  • You experienced a recent trauma or loss and need time to heal and grieve
  • You’re struggling with severe mental health issues and need to prioritize your healing
  • You have an addiction or a substance abuse issue and need to receive treatment
  • You are having a difficult day and would like to take a mental health day
  • You are considering quitting because of your mental health  

How To Have a Conversation With Your Boss About Your Mental Health

If you’ve decided to talk to your boss about your mental health, here are some tips on how to make the conversation as productive as possible.

1. Reflect on What You’re Experiencing

Mental health issues aren’t always clear. You might know you feel off or that you’re struggling to get through the workday, but the source of the problem can be hard to pinpoint. Are you struggling with work because you have poor mental health? Or is your mental health struggling because you have a poor work environment? Are there outside factors impacting your mental health right now, such as a tumultuous relationship or unresolved trauma? While you don’t need to have all the answers, reflect on what you’ve been experiencing and what solutions you feel could help you during this time.

2. Consider Your Goal for the Conversation

What is it that you’re hoping to gain from discussing your mental health? Are you hoping for a more realistic workload? Do you need some time off? Is there anything that absolutely must change for you to keep this job?

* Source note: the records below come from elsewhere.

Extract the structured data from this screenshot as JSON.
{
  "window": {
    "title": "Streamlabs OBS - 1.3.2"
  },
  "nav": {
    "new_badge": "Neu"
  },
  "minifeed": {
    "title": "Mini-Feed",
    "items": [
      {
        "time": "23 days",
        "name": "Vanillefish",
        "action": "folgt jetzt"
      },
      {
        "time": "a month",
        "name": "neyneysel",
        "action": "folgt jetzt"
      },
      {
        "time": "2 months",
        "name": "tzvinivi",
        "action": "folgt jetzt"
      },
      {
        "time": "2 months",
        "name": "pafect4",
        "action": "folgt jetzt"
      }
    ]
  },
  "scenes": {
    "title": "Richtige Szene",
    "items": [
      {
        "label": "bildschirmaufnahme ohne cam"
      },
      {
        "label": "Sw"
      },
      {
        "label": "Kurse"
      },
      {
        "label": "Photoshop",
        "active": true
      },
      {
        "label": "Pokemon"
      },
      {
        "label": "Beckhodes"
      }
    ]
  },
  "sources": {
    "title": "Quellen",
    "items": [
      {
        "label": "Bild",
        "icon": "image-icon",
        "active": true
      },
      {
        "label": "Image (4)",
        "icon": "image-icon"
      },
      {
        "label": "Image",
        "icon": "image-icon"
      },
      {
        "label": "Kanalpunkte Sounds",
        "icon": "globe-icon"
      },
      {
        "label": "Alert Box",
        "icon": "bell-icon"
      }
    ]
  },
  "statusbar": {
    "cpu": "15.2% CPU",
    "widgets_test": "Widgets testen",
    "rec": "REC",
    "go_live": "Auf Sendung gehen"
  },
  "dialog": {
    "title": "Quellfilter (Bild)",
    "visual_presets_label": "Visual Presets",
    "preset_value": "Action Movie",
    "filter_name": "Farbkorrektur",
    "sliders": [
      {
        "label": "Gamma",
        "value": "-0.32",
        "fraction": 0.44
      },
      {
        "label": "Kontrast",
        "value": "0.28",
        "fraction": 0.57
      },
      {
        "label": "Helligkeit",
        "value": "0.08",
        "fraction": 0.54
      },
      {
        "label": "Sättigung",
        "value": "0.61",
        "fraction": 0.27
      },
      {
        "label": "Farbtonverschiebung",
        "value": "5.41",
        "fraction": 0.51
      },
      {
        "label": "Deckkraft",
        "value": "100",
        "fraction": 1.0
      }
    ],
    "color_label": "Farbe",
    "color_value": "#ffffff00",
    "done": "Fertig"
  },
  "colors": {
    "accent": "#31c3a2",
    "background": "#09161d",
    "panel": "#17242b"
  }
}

It’s a good idea to know your expectations, needs, and terms going into the conversation.

3. Schedule a Conversation With Your Boss

While you might think it’s easiest to wait until you can organically bring up your mental health needs to your boss, ideally, you should schedule the conversation. Simply let your boss or HR team know you have something important to discuss.

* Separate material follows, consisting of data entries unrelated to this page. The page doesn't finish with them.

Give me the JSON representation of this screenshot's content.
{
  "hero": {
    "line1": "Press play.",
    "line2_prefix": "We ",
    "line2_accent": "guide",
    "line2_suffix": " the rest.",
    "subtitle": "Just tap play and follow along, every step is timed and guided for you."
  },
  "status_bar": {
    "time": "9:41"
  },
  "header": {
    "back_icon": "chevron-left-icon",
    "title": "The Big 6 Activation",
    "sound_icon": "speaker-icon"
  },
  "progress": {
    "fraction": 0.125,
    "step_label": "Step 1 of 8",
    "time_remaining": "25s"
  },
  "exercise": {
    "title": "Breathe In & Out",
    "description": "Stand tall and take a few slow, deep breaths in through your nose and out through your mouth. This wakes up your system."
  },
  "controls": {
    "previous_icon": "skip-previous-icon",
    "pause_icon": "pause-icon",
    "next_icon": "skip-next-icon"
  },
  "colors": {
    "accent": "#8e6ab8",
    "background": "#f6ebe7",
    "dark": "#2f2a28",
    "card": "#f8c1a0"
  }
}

4. Only Share What You’re Comfortable With

You only need to tell your boss what you’re comfortable telling them. For example, you can tell your boss you recently experienced a traumatic event and that it’s severely affecting your mental health and work-life without sharing all the details. Of course, you can share more if you want, but you’re not obligated to. If you don’t have a close relationship with your boss or are worried they might press you for more information, consider involving HR or asking for a third person to join.

5. Put Yourself in Your Boss’s Shoes

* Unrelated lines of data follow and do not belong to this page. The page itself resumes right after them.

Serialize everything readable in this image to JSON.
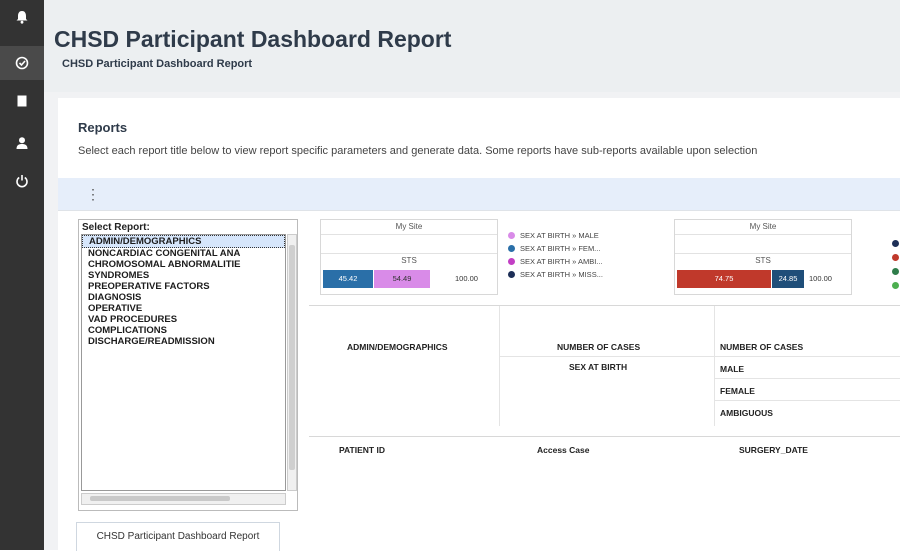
{
  "sidebar": {
    "icons": [
      "bell-icon",
      "check-circle-icon",
      "document-icon",
      "user-icon",
      "power-icon"
    ]
  },
  "header": {
    "title": "CHSD Participant Dashboard Report",
    "subtitle": "CHSD Participant Dashboard Report"
  },
  "reports": {
    "title": "Reports",
    "description": "Select each report title below to view report specific parameters and generate data. Some reports have sub-reports available upon selection"
  },
  "select_report": {
    "label": "Select Report:",
    "items": [
      "ADMIN/DEMOGRAPHICS",
      "NONCARDIAC CONGENITAL ANA",
      "CHROMOSOMAL ABNORMALITIE",
      "SYNDROMES",
      "PREOPERATIVE FACTORS",
      "DIAGNOSIS",
      "OPERATIVE",
      "VAD PROCEDURES",
      "COMPLICATIONS",
      "DISCHARGE/READMISSION"
    ],
    "selected": "ADMIN/DEMOGRAPHICS"
  },
  "chart1": {
    "top_label": "My Site",
    "bottom_label": "STS",
    "segments": [
      {
        "value": "45.42",
        "color": "#2a6fa8"
      },
      {
        "value": "54.49",
        "color": "#d98be8"
      }
    ],
    "total": "100.00",
    "legend": [
      {
        "label": "SEX AT BIRTH » MALE",
        "color": "#d98be8"
      },
      {
        "label": "SEX AT BIRTH » FEM...",
        "color": "#2a6fa8"
      },
      {
        "label": "SEX AT BIRTH » AMBI...",
        "color": "#c23fc4"
      },
      {
        "label": "SEX AT BIRTH » MISS...",
        "color": "#1d2f57"
      }
    ]
  },
  "chart2": {
    "top_label": "My Site",
    "bottom_label": "STS",
    "segments": [
      {
        "value": "74.75",
        "color": "#c0392b"
      },
      {
        "value": "24.85",
        "color": "#1f4e79"
      }
    ],
    "total": "100.00",
    "legend_colors": [
      "#1d2f57",
      "#c0392b",
      "#2f7d4a",
      "#4caf50"
    ]
  },
  "table": {
    "col1_header": "ADMIN/DEMOGRAPHICS",
    "col2_header": "NUMBER OF CASES",
    "col2_sub": "SEX AT BIRTH",
    "col3_header": "NUMBER OF CASES",
    "col3_rows": [
      "MALE",
      "FEMALE",
      "AMBIGUOUS"
    ]
  },
  "patient_columns": [
    "PATIENT ID",
    "Access Case",
    "SURGERY_DATE"
  ],
  "bottom_tab": "CHSD Participant Dashboard Report"
}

Remember that your boss is only human and might not have the right answers immediately. They may not have been prepared for the conversation or have a quick solution to offer. Also, if you are working for a smaller business, it’s possible they won’t be able to accommodate your requests. While these situations can be uncomfortable and difficult for both parties, try to have empathy for your boss throughout the process and understand where they are coming from.

6. Ask If There Are Any Available Resources

Many employers now provide their employees with a wide range of mental health benefits, such as comprehensive health coverage that includes behavioral health benefits, free subscriptions to mental health apps, an Employee Assistance Program (EAP), or access to external wellness programs. Consider asking your boss if there are available resources you’re not currently utilizing.

7. Schedule a Follow-Up Conversation

Once your conversation comes to a conclusion, consider proposing a follow-up conversation. The last thing you want is for the discussion to go nowhere. At the end of the day, while you hope your boss will be on top of things, it’s your responsibility to keep the ball moving and ensure your mental health needs are met.

Making the Workplace a Better Place

The modern workplace is changing, and generally for the better. Employers are becoming more aware of how work impacts mental health, and many businesses are making important changes to promote a healthy work culture and to support their employees’ mental health.

Remember that your mental health matters, including at work. You’re not just a cog in the wheel. You’re a person with needs and limits, and discussing these with your employer could be a great way to find solutions that help you thrive at work.

Looking for solutions to help improve your mental health at work? Discover your happiest, most productive self and meet with an Ellie therapist near you – in-person or online.